_How to complete this task_
Your task is to return the data below, word for word.

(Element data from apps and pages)
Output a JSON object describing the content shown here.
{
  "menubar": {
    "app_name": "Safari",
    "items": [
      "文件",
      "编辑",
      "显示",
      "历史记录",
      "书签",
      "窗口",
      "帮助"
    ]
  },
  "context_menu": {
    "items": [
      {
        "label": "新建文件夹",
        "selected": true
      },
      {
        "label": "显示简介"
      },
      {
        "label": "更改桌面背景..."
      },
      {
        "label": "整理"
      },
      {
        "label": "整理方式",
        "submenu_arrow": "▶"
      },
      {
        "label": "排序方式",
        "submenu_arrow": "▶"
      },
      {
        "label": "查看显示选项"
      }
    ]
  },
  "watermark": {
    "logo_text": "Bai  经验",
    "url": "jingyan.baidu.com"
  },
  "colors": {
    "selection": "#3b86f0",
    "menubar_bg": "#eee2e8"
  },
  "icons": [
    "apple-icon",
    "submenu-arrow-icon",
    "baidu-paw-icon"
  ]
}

_Response for this exercise_
Output a JSON object describing the content shown here.
{
  "menubar": {
    "app_name": "Safari",
    "items": [
      "文件",
      "编辑",
      "显示",
      "历史记录",
      "书签",
      "窗口",
      "帮助"
    ]
  },
  "context_menu": {
    "items": [
      {
        "label": "新建文件夹",
        "selected": true
      },
      {
        "label": "显示简介"
      },
      {
        "label": "更改桌面背景..."
      },
      {
        "label": "整理"
      },
      {
        "label": "整理方式",
        "submenu_arrow": "▶"
      },
      {
        "label": "排序方式",
        "submenu_arrow": "▶"
      },
      {
        "label": "查看显示选项"
      }
    ]
  },
  "watermark": {
    "logo_text": "Bai  经验",
    "url": "jingyan.baidu.com"
  },
  "colors": {
    "selection": "#3b86f0",
    "menubar_bg": "#eee2e8"
  },
  "icons": [
    "apple-icon",
    "submenu-arrow-icon",
    "baidu-paw-icon"
  ]
}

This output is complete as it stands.